### [WORK REQUIRED]
Copy each line of the listing below where the word "location" turns up.
===== RAW DATA =====
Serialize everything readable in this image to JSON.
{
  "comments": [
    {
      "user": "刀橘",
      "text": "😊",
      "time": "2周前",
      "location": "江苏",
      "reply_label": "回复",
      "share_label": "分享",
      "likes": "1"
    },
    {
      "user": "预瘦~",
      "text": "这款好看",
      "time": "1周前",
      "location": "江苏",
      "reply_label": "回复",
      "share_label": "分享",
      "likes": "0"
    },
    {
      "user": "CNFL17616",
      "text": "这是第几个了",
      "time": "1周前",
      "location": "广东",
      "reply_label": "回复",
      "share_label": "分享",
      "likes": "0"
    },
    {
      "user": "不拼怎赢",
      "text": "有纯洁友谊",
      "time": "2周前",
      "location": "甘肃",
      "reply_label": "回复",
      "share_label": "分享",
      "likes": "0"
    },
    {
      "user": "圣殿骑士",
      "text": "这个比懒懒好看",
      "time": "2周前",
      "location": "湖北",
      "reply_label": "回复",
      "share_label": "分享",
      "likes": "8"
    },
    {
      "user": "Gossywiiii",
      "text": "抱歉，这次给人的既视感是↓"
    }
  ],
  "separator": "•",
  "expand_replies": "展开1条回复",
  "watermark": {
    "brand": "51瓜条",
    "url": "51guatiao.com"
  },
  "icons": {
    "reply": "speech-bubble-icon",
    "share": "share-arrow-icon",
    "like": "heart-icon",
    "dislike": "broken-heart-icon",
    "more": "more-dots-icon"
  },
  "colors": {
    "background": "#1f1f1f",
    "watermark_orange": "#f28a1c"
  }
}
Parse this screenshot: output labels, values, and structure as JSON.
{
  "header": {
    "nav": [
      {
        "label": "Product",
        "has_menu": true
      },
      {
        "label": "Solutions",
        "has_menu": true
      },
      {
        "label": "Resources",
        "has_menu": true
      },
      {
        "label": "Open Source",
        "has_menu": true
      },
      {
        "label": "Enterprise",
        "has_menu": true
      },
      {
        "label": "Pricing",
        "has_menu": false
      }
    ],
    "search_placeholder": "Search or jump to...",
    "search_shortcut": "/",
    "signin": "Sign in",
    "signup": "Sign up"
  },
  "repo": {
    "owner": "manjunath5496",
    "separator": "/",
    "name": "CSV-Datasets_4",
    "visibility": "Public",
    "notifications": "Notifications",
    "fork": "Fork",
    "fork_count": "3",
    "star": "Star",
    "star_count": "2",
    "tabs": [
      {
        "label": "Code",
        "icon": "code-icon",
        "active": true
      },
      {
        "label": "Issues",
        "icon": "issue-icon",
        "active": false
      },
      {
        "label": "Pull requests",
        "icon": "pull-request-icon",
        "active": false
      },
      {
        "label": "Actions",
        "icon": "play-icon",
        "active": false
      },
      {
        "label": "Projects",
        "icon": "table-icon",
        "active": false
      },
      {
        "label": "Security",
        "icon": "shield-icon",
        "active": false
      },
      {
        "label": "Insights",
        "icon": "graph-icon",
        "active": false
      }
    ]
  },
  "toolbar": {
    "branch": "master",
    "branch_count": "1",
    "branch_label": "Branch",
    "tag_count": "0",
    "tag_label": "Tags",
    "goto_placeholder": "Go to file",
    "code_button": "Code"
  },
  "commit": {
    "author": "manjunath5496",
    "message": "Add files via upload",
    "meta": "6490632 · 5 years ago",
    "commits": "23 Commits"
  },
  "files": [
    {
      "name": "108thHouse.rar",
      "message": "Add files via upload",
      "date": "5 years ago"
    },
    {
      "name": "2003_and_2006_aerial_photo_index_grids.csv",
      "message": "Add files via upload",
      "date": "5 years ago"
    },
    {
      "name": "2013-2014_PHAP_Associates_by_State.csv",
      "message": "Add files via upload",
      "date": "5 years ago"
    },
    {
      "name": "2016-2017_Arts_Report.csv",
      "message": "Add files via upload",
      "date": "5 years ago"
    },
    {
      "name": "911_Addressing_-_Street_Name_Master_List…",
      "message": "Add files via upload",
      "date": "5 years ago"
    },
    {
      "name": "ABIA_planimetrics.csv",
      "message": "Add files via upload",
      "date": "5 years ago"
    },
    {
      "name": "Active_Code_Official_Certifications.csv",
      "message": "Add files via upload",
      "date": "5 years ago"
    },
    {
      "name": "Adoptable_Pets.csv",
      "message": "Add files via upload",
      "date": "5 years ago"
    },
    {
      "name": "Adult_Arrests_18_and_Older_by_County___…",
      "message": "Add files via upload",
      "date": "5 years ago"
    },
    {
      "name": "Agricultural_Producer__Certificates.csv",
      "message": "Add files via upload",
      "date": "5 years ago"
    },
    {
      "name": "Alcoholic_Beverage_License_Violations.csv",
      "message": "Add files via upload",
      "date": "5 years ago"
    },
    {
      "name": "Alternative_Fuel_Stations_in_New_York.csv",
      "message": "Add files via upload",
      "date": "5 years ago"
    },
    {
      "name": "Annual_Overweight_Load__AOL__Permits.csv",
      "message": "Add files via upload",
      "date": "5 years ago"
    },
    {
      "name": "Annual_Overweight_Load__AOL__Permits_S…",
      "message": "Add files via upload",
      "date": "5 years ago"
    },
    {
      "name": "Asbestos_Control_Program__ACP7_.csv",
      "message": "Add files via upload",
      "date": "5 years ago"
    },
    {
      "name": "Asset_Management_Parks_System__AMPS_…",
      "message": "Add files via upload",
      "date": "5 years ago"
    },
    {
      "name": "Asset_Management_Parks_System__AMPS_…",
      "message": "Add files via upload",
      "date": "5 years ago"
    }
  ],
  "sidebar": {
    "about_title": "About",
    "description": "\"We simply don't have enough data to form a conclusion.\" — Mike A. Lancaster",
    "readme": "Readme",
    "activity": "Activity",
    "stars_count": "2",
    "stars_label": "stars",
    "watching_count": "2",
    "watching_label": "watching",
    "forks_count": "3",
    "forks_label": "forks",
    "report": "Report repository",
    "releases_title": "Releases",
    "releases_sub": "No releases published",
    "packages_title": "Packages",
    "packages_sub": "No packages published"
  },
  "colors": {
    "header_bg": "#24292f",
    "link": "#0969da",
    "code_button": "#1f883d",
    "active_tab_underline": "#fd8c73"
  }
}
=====
### [SOLUTION]
      "location": "江苏",
      "location": "江苏",
      "location": "广东",
      "location": "甘肃",
      "location": "湖北",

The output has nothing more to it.